Seema Kennedy MP: Chronic loneliness as bad as smoking 15 cigarettes a day
Conservative MP Seema Kennedy spoke to PoliticsHome about the cross-party commission to tackle loneliness, which was originally started by Jo Cox.
Jo Cox and Seema Kennedy both attended the same Cambridge University college in the early 1990s. But they barely spoke until the early part of 2016 when the Labour MP approached Ms Kennedy in the House of Commons.
Ms Cox asked the Conservative MP if she would be interested in joining a cross-party commission to tackle loneliness.
Ms Kennedy had become aware of the problem – and the associated issues of Alzheimer’s and dementia – through volunteer work before she joined Parliament.
“I was just one day looking at it and reading a report and came across the campaign to end loneliness. This was years ago, back in 2012, 2013. And they’d been going about a year or so and the statistics are just frightening. Chronic loneliness is as bad for your health as smoking 15 cigarettes a day, it can increase your blood pressure, it can increase the incidence of falls, it is a contributing factor to dementia. People who are chronically lonely are more likely to be admitted into residential care, it’s a leading cause of depression which was a cause of suicide. I could see it was a moral problem but I didn’t know what a bad public health problem it was.”
And so, Ms Kennedy immediately agreed to become a part of the commission and she and Ms Cox began working together.
“We started off and we had our first meeting,” Ms Kennedy said. “We were getting on pretty well and we had a plan of action and then she was murdered.”
After Ms Cox was killed by Thomas Mair in the week before the EU referendum, Ms Kennedy was determined to continue with the commission as part of the Labour MP’s legacy.
“We had to carry on. For the first few weeks it was very hard because people had worked with her, and her friends, we were very upset.”
Ms Kennedy realised that she needed to get another Labour MP involved in the project.
“Rachel Reeves had spoken very powerfully when we had all met on the Monday after Jo’s death so I thought ‘I’ll approach Rachel and see what she says’. And so poor Rachel, she was just in the Members’ cloakroom and we had never spoken before and I just went up to her and said ‘you don’t know me but’ and I explained and she sort of said ‘ok yes’ and she was rushing off to vote and I emailed her and a couple of weeks later she was involved.”
By summer recess, Ms Reeves was co-chairwoman of the project, renamed the Jo Cox Commission on Loneliness. They are working with the Jo Cox Foundation, an umbrella organisation which is continuing work which Ms Cox campaigned on, such as refugees, hope not hate, loneliness and Syria.
Ms Reeves and Ms Kennedy are the facilitators of the commission but it will be the organisations themselves which work together.
The organisations involved – Age UK, Alzheimer's, the Campaign to end Loneliness, to name a few – will be given a six-week spotlight to highlight the research they’ve done. At the end of 2017 the commission will publish its manifesto.

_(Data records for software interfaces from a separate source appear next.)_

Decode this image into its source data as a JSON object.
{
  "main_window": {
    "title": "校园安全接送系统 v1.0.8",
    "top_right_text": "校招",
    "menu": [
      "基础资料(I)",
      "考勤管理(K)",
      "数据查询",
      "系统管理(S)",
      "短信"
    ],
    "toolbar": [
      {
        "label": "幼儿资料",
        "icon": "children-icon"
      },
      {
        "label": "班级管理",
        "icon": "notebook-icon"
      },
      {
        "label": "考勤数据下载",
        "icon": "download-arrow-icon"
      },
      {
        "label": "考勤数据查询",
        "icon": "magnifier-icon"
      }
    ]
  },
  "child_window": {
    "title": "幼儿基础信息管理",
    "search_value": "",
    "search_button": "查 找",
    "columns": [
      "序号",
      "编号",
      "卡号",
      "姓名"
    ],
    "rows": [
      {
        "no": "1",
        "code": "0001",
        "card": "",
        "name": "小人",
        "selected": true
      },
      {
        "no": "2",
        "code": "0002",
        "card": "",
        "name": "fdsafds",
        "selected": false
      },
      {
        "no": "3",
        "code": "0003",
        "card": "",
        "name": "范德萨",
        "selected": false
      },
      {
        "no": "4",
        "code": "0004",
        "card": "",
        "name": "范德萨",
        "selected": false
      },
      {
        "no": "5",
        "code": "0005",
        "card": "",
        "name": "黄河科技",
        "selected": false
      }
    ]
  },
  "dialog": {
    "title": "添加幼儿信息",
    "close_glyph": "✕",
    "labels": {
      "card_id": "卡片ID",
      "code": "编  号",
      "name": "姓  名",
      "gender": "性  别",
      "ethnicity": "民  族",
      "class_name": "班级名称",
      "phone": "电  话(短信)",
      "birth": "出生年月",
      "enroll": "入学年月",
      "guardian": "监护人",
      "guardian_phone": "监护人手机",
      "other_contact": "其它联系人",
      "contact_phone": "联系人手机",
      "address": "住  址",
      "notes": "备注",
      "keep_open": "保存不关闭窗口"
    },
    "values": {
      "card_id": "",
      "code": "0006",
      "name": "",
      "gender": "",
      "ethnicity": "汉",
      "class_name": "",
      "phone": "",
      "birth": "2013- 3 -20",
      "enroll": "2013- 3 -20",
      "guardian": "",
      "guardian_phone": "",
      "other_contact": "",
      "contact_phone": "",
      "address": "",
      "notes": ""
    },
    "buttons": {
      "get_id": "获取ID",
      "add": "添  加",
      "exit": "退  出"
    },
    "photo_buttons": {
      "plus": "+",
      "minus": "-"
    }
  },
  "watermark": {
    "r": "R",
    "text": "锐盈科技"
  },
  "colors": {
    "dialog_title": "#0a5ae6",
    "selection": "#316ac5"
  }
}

The commission will launch on 31 January, notably after Christmas when there is a huge amount of publicity regarding loneliness. Kennedy says people can forget about loneliness outside of December.
“Obviously Christmas is a real focal point for people and we have the great campaign last year and then Age UK again have launched a campaign in the last few days. No one should have no one for Christmas but you’ve got to remember that after Christmas people are still lonely but there’s less attention on them.”
Ms Kennedy believes the commission will highlight the importance of networks being built up to address loneliness.
“A lot of what we’re thinking about is how do you build up resilience and networks while you're younger and get through transition points younger in your life so that when you are of old age, you might not be working, you might be widowed, you might be a carer and you might have built in that resilience and network to stop yourself being as lonely in older age.”
“A lot of the things that take place at the moment are at a local level, so encouraging people in midlife or older age who are about to retire to take up volunteering positions, so they are going out and befriending an older person but also they are stopping themselves being lonely.
“Also this Men in Sheds programme, you’re not saying ‘oh come because you’re lonely’; you’re saying ‘come to have a chat and talk about woodwork and things like that’. There’s loads of practical examples, lunch clubs, but it’s not just that local action, it’s also how we plan our towns and cities, how we look at health services, how we plan our education. But looking at it across the life course, that’s what we hope will be a bit more unique compared to other campaigns.”
Ms Kennedy concludes by saying although continuing without Ms Cox is “really, really painful”, she is really glad she was able to work with her.
“It’s changed how I view my life and changed how I view my colleagues because there is more in common, most of the 650 of us just want to get stuff done because we love the places we represent and that cross-party working happens a lot in parliament and doesn’t get reported. The more in common theme is what we should all be holding onto.”
Seema Kennedy is a Conservative MP for South Ribble